Can these tests accurately determine ancestry?

It all starts by submitting a DNA sample from your saliva. This involves either collecting a sample with a cheek swab or by spitting into a collection container. After just a few weeks, you will receive results that could provide you with DNA matches, identification of a common ancestor, and more!

There are dozens of companies to choose from when looking for DNA testing services to learn about ancestry and family history. Some of the more popular DNA ancestry tests include:

There are a few big things that can affect the accuracy of these test kit results. Check them out below:

  1. Each company uses their own reference populations.

They usually start by analyzing the genomes of people in specific areas that have confident knowledge of their family trees dating back several generations. This gives genealogists an idea of where certain patterns of SNPs tend to exist, though sometimes the information given about a family tree can be incorrect. As genetic testing popularity grows and companies receive more DNA samples, their data sets will expand and become more and more accurate.

  1. DNA services tend to based on regional data, which varies around the world.

There may be certain SNPs that are more common in European populations than in African or Asian populations. If you know you have ancestors from Ireland and the British Isles, completing a DNA kit with a company that has a large European reference population will provide you with more accurate results. On the other hand, if you know you have East Asian ancestors, your results from that same company will probably not be very accurate. Some people have sent their raw data to several companies and received different results from each one.

  1. Genetics are complex.

Although it has been studied for many decades, DNA is not entirely understood. There could be significant SNPs that are not evaluated or recognized as important genetic markers. You also might not inherit certain genes that show your Scandinavian heritage even if your siblings have. Even with the best DNA testing, genes are tricky and cannot tell you everything about your family. Some companies (like Ancestry.com) incorporate the use of historical records to increase their accuracy.
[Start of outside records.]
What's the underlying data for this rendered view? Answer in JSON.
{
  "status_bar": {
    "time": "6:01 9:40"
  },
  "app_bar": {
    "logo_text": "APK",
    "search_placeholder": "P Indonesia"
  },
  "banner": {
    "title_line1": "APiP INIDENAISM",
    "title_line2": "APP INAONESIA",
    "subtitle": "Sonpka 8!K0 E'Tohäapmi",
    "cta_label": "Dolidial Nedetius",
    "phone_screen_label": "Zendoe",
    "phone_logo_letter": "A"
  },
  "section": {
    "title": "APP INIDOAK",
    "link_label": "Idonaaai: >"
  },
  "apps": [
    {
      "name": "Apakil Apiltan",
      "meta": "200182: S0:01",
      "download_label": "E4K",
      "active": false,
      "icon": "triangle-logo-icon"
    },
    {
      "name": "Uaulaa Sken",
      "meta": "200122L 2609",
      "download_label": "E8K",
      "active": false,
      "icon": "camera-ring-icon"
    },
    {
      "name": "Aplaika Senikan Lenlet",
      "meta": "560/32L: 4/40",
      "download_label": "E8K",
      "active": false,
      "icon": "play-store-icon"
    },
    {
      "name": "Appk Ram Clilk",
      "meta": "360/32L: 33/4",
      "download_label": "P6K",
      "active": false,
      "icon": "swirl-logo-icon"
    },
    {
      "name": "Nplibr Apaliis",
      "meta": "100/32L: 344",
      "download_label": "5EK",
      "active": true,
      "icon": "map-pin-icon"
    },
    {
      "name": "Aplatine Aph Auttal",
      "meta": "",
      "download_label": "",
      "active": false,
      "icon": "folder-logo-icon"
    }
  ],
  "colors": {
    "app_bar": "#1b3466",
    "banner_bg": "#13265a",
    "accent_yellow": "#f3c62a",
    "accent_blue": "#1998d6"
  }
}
Accuracy of ancestry DNA tests will continue to improve

As more and more people grow curious about their family history and submit their DNA samples, databases will grow and provide more accurate results. Often times they will even reprocess your sample after updating their algorithms to provide you with the most up-to-date information. You can always upload your raw data to other testing sites to have your DNA compared with other reference populations and give you a better idea of your relations throughout the world!

Did you get 23andMe, AncestryDNA, or MyHeritage results back? Upload your raw DNA data to access 200+ traits for FREE at Genomelink!
Tomohiro Takano
Tomohiro Takano
Co-Founder and CEO